Exposure to nitrogen oxides, produced when gas is burned, is linked to respiratory problems such as asthma and decreased lung function, especially in children. A 2013 meta-analysis of 41 studies found that children living in a home that used gas for cooking had a 42 per cent increased risk of having asthma.

Pratyush Dayal/CBC
Pratyush Dayal/CBC

Kahan's measurements found that not only did the pollutants often linger for a couple of hours, but also that the levels of nitrogen oxide pollutants sometimes exceed Health Canada guidelines for a one-hour exposure.

In December, a member of the Consumer Product Safety Commission, an agency entrusted with protecting the public from potentially dangerous household products in the U.S., said that the commission will consider regulating indoor air pollution from gas stoves, including imposing a possible ban.

This soon riled many in Washington, particularly Republicans who supported gas stoves, a staple in millions of U.S. kitchens. Presently, the American regulators have no plans to ban gas stoves.

"The levels of nitrogen dioxide in our lab is 24 parts per billion, which is well below the 90 parts per billion as suggested by Health Canada," Kahan, an associate professor and Canada Research Chair in environmental analytical chemistry, said.

"But if we had a gas stove in the lab for example, those levels would go up and quite possibly exceed those limits."

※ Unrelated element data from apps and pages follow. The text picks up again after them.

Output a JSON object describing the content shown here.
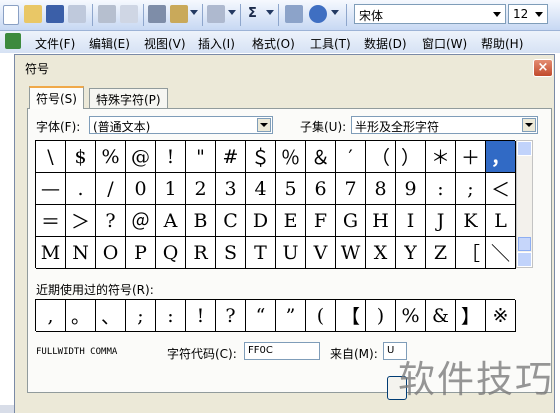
{
  "toolbar": {
    "sigma": "Σ",
    "font_name": "宋体",
    "font_size": "12"
  },
  "menu": [
    "文件(F)",
    "编辑(E)",
    "视图(V)",
    "插入(I)",
    "格式(O)",
    "工具(T)",
    "数据(D)",
    "窗口(W)",
    "帮助(H)"
  ],
  "dialog": {
    "title": "符号",
    "close": "×",
    "tabs": [
      "符号(S)",
      "特殊字符(P)"
    ],
    "font_label": "字体(F):",
    "font_value": "(普通文本)",
    "subset_label": "子集(U):",
    "subset_value": "半形及全形字符",
    "grid": [
      [
        "\\",
        "$",
        "%",
        "@",
        "!",
        "\"",
        "#",
        "＄",
        "％",
        "＆",
        "′",
        "（",
        "）",
        "＊",
        "＋",
        "，"
      ],
      [
        "—",
        ".",
        "/",
        "0",
        "1",
        "2",
        "3",
        "4",
        "5",
        "6",
        "7",
        "8",
        "9",
        ":",
        ";",
        "＜"
      ],
      [
        "＝",
        "＞",
        "?",
        "＠",
        "A",
        "B",
        "C",
        "D",
        "E",
        "F",
        "G",
        "H",
        "I",
        "J",
        "K",
        "L"
      ],
      [
        "M",
        "N",
        "O",
        "P",
        "Q",
        "R",
        "S",
        "T",
        "U",
        "V",
        "W",
        "X",
        "Y",
        "Z",
        "［",
        "＼"
      ]
    ],
    "selected_char": "，",
    "recent_label": "近期使用过的符号(R):",
    "recent": [
      ",",
      "。",
      "、",
      ";",
      ":",
      "!",
      "?",
      "“",
      "”",
      "(",
      "【",
      ")",
      "%",
      "&",
      "】",
      "※"
    ],
    "char_name": "FULLWIDTH COMMA",
    "code_label": "字符代码(C):",
    "code_value": "FF0C",
    "from_label": "来自(M):",
    "from_value": "U"
  },
  "watermark": "软件技巧"
}
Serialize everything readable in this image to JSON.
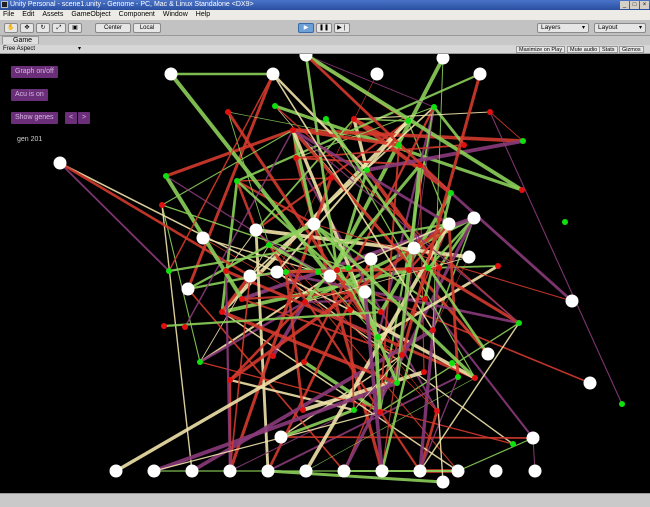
{
  "window": {
    "title": "Unity Personal - scene1.unity - Genome - PC, Mac & Linux Standalone <DX9>",
    "controls": [
      "_",
      "□",
      "×"
    ]
  },
  "menu": [
    "File",
    "Edit",
    "Assets",
    "GameObject",
    "Component",
    "Window",
    "Help"
  ],
  "toolbar": {
    "tools": [
      "hand-icon",
      "move-icon",
      "rotate-icon",
      "scale-icon",
      "rect-icon"
    ],
    "center_label": "Center",
    "local_label": "Local",
    "play_icons": [
      "play-icon",
      "pause-icon",
      "step-icon"
    ],
    "layers_label": "Layers",
    "layout_label": "Layout"
  },
  "tab": {
    "label": "Game"
  },
  "game_toolbar": {
    "aspect": "Free Aspect",
    "buttons": [
      "Maximize on Play",
      "Mute audio",
      "Stats",
      "Gizmos"
    ]
  },
  "ui": {
    "graph_button": "Graph on/off",
    "acu_button": "Acu is on",
    "genes_button": "Show genes",
    "small_a": "<",
    "small_b": ">",
    "gen_label": "gen 201"
  },
  "colors": {
    "viewport_bg": "#000000",
    "red_edge": "#d33a2c",
    "green_edge": "#8bcf5a",
    "cream_edge": "#efe2a8",
    "purple_edge": "#8a3a7a",
    "node_white": "#ffffff",
    "node_red": "#e01010",
    "node_green": "#10e010",
    "ui_button": "#6a2f78"
  }
}
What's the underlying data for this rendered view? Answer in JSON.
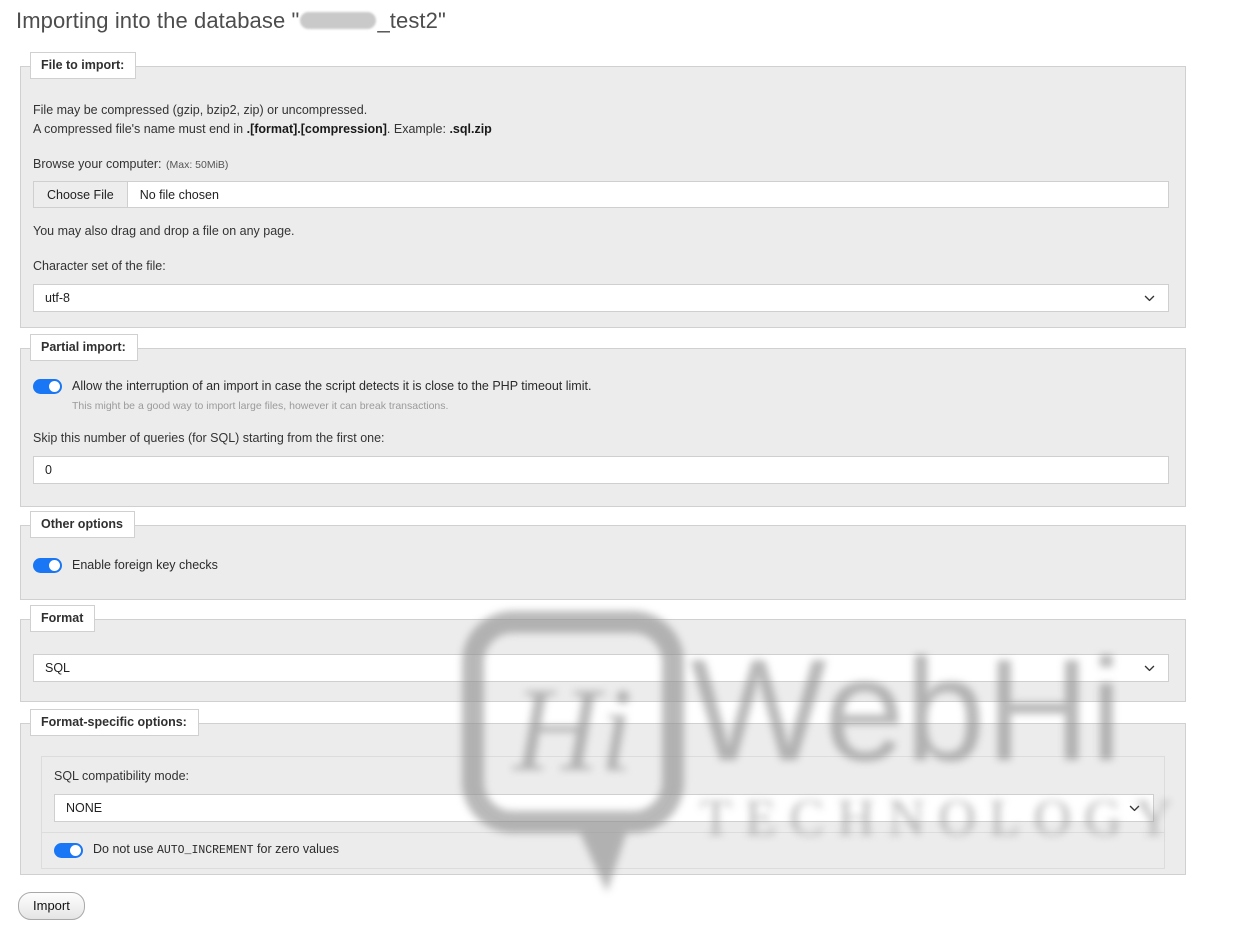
{
  "page": {
    "title_prefix": "Importing into the database \"",
    "title_suffix": "_test2\"",
    "redacted": true
  },
  "file_to_import": {
    "legend": "File to import:",
    "line1": "File may be compressed (gzip, bzip2, zip) or uncompressed.",
    "line2_prefix": "A compressed file's name must end in ",
    "line2_bold1": ".[format].[compression]",
    "line2_mid": ". Example: ",
    "line2_bold2": ".sql.zip",
    "browse_label": "Browse your computer:",
    "max_size": "(Max: 50MiB)",
    "choose_file_button": "Choose File",
    "file_status": "No file chosen",
    "drag_drop_note": "You may also drag and drop a file on any page.",
    "charset_label": "Character set of the file:",
    "charset_value": "utf-8"
  },
  "partial_import": {
    "legend": "Partial import:",
    "allow_interrupt_label": "Allow the interruption of an import in case the script detects it is close to the PHP timeout limit.",
    "allow_interrupt_hint": "This might be a good way to import large files, however it can break transactions.",
    "allow_interrupt_on": true,
    "skip_label": "Skip this number of queries (for SQL) starting from the first one:",
    "skip_value": "0"
  },
  "other_options": {
    "legend": "Other options",
    "foreign_key_label": "Enable foreign key checks",
    "foreign_key_on": true
  },
  "format": {
    "legend": "Format",
    "value": "SQL"
  },
  "format_specific": {
    "legend": "Format-specific options:",
    "compat_label": "SQL compatibility mode:",
    "compat_value": "NONE",
    "auto_increment_prefix": "Do not use ",
    "auto_increment_code": "AUTO_INCREMENT",
    "auto_increment_suffix": " for zero values",
    "auto_increment_on": true
  },
  "actions": {
    "import_button": "Import"
  },
  "watermark": {
    "brand": "WebHi",
    "tagline": "TECHNOLOGY",
    "bubble_text": "Hi",
    "color": "#8e8e8e"
  },
  "icons": {
    "chevron_down": "chevron-down-icon"
  }
}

Kahan said nitrogen dioxide can be associated with making respiratory diseases like asthma worse and, especially in children, can trigger asthma if there is a prolonged exposure.

Chanss Lagaden/CBC
Chanss Lagaden/CBC

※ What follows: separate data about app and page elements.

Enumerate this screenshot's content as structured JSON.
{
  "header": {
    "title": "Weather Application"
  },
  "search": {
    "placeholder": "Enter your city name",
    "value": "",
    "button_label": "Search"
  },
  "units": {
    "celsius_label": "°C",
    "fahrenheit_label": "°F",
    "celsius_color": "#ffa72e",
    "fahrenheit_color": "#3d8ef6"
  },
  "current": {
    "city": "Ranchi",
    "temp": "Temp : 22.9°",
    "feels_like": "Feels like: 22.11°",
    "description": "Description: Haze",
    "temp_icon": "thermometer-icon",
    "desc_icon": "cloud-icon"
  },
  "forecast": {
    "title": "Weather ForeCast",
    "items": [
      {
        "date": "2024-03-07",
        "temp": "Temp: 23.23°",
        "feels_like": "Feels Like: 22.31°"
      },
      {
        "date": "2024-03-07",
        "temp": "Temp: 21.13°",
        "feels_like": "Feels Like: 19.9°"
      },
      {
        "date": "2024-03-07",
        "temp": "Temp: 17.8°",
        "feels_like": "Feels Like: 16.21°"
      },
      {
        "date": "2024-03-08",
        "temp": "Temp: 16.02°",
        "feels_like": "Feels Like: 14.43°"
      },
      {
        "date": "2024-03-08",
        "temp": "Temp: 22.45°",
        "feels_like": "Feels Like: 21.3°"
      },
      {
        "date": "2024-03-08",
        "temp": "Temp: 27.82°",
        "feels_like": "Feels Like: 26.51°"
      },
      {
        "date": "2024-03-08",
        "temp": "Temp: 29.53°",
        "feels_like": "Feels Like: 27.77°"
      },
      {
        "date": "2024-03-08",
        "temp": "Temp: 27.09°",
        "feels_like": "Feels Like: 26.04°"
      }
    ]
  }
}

She said multiple studies have shown levels of nitrogen dioxide produced by gas stoves exceed, Health Canada guidelines, in some cases by many times.

She has personally applied the knowledge to her own life by switching from a gas stove to electric induction, and advises others to do the same.

"Our instruments measured every 10 seconds, so we could see levels from being nice and flat to suddenly really high. It's almost like seeing the air change colours. That's really gross."

According to SaskEnergy, there are approximately 18,800 gas stoves or ranges in Saskatchewan – the equivalent of about four per cent of all stoves/ranges in the province.

"According to Health Canada, cooking on an electric or gas stove can affect indoor air quality. Ventilation is the easiest and most effective way to mitigate the impact," the utility company said in a written statement.

SaskEnergy said a properly installed range hood can reduce exposure to cooking-related pollutants by more than 80 per cent.

Kahan said kitchen spaces should be equipped with range hoods that vent to the outside, instead of recirculating the unhealthy air inside.